Human Poverty Index (HPI)
The Human Poverty Index (HPI) was first introduced into the Human Development Report by the United Nations Development Programme (UNDP) in 1997 in an attempt to bring together in a composite index the different features of deprivation in the quality of life to arrive at an aggregate judgement on the extent of poverty in a community.
There are two indices; the HPI – 1, which measures poverty in developing countries, and the HPI-2, which measures poverty in OCED developed economies.
Calculation of HPI-1 for Developing countries:-The following three dimensions are taken into account:
- deprivation of longevity, measured as a percentage of the individuals with a life expectancy lower than 40 years (P1).
- deprivation of knowledge, expressed as a percentage of illiterate adults (P2).
- deprivation of decent living standards (P3). This last indicator is made up by the simple average of three basic variables:
- the percentage of the population without access to drinking water (P31),
- the percentage of population without access to health services (P32) and lastly,
- the percentage of underweight children aged less than five (P33).
The indicator P3, referred to the living standard, is then obtained as an average of the three indicators, in this way:[(P31 + P32 + P33) / 3
The global index HPI-1 is obtained by combining these three dimensions into one single measure giving a greater weight to the most disadvantaged situation.
The formula is:
HPI-1 = [(P13 + P23 + P33 ) / 3]1/3
While HPI-2 is calculated as follows:-
Multi Dimensional Indian poverty index
Poverty is a multi-dimensional issue and various experts/committees and institutions estimate poverty based on different perceptions/definitions.

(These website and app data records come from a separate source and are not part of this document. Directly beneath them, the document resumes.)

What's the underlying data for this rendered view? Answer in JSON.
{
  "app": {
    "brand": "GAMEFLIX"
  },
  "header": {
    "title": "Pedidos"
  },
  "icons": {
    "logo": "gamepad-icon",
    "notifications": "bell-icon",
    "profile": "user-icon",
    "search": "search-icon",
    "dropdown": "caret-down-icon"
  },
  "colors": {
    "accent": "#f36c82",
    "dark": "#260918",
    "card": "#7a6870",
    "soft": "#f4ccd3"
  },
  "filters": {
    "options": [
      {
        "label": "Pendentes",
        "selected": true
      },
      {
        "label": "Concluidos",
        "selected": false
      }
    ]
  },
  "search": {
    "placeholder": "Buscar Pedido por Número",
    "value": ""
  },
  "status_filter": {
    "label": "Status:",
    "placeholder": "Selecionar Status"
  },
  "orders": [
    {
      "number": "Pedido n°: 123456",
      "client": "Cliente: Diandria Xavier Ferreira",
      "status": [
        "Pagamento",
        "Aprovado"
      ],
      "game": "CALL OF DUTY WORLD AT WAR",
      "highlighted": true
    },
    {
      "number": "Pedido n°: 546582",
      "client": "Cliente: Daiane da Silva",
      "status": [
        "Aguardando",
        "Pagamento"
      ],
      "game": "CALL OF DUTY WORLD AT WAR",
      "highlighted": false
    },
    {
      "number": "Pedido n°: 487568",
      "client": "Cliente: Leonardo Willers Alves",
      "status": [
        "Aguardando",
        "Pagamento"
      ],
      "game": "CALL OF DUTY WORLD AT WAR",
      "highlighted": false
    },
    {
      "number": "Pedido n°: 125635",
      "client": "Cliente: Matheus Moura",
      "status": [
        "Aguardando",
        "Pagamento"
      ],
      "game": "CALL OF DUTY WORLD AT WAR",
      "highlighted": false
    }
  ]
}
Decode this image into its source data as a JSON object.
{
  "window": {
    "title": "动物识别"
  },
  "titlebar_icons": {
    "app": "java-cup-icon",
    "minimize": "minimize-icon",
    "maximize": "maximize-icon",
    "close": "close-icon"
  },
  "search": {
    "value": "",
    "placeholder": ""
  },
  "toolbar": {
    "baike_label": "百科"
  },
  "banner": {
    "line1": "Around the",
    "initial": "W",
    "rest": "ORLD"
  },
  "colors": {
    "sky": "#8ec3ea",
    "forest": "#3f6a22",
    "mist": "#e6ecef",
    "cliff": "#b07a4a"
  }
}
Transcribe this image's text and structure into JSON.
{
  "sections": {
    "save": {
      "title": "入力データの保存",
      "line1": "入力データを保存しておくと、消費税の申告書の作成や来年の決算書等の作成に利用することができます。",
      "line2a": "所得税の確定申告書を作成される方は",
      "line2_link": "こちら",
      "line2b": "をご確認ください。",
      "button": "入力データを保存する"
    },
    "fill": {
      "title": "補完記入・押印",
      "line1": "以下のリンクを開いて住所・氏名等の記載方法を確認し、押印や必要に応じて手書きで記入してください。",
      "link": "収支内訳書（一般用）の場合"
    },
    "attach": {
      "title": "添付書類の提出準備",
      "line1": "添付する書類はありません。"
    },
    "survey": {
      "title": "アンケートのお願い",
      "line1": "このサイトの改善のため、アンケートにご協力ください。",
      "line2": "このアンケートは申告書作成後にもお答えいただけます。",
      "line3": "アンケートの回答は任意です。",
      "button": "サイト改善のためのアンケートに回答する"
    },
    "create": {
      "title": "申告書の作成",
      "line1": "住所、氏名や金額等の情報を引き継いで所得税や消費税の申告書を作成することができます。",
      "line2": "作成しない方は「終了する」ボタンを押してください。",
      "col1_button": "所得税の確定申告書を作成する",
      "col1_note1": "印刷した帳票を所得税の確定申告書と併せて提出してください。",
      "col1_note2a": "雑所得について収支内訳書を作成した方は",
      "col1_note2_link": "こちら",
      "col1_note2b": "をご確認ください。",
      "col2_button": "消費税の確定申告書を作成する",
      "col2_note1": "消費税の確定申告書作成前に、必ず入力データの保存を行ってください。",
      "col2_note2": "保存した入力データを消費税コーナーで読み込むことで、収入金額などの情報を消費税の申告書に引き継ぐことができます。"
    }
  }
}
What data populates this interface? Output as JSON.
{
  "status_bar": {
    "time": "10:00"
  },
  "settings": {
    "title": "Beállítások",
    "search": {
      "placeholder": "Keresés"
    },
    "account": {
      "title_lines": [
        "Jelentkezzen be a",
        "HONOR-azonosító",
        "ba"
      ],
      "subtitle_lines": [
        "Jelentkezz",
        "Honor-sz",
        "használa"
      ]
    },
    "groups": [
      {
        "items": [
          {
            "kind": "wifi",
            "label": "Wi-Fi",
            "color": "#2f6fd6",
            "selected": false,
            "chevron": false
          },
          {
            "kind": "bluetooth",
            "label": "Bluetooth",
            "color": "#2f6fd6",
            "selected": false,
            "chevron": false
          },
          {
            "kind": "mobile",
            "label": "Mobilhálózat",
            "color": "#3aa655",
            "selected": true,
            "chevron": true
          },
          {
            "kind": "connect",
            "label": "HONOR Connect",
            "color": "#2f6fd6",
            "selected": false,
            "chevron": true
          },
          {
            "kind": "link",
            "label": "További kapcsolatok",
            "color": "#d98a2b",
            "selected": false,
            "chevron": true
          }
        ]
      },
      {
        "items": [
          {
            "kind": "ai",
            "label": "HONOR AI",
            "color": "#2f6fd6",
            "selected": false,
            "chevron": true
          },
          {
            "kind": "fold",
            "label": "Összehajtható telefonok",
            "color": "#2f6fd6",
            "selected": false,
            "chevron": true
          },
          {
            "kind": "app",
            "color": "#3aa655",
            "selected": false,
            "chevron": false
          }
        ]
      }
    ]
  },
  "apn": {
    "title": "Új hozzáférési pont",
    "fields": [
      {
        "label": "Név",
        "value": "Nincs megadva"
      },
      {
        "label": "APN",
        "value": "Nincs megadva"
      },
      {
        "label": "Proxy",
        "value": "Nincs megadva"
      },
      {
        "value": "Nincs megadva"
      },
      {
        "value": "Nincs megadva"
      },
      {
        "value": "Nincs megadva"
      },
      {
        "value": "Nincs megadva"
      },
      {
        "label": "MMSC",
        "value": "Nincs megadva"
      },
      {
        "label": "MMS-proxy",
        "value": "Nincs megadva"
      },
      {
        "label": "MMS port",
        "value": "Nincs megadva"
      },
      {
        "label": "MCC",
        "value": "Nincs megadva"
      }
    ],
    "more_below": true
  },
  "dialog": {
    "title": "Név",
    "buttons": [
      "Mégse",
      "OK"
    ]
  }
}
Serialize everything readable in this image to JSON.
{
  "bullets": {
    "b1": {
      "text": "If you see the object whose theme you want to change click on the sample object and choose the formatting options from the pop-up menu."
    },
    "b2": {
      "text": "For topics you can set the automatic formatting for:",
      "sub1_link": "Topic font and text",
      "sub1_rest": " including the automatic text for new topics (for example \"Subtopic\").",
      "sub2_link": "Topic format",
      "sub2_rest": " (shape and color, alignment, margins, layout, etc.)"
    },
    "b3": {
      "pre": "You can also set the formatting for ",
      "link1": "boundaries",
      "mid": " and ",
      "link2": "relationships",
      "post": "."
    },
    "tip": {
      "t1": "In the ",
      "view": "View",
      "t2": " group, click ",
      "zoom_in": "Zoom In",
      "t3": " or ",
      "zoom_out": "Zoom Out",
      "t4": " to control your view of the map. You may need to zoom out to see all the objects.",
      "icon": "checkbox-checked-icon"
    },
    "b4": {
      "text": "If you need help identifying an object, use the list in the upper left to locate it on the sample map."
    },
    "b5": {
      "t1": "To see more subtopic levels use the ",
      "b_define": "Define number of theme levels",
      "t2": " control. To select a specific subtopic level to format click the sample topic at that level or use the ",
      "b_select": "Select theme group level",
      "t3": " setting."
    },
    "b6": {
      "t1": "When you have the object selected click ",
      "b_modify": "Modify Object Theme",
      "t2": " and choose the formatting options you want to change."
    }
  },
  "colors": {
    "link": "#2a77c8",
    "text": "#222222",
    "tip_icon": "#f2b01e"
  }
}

However, Planning Commission is the nodal agency in the Government of India to estimate poverty in the country. TheMultidimensional Poverty Index (MPI) was developed in 2010 by the Oxford Poverty & Human Development Initiative (OPHI) and the United Nations Development Programme. and uses different factors to determine poverty beyond income-based lists. It replaced the previous Human Poverty Index.
Various dimentions of MPI are:-
Life expectancy at birth: Number of years a newborn infant could expect to live if prevailing patterns of age-specific mortality rates at the time of birth stay the same throughout the infant’s life.
Expected years of schooling: Number of years of schooling that a child of school entrance age can expect to receive if prevailing patterns of age-specific enrolment rates persist throughout the child’s life.
Mean years of schooling: Average number of years of education received by people ages 25 and older, converted from education attainment levels using official durations of each level.
Gross national income (GNI) per capita: Aggregate income of an economy generated by its production and its ownership of factors of production, less the incomes paid for the use of factors of production owned by the rest of the world, converted to international dollars using PPP rates, divided by midyear population.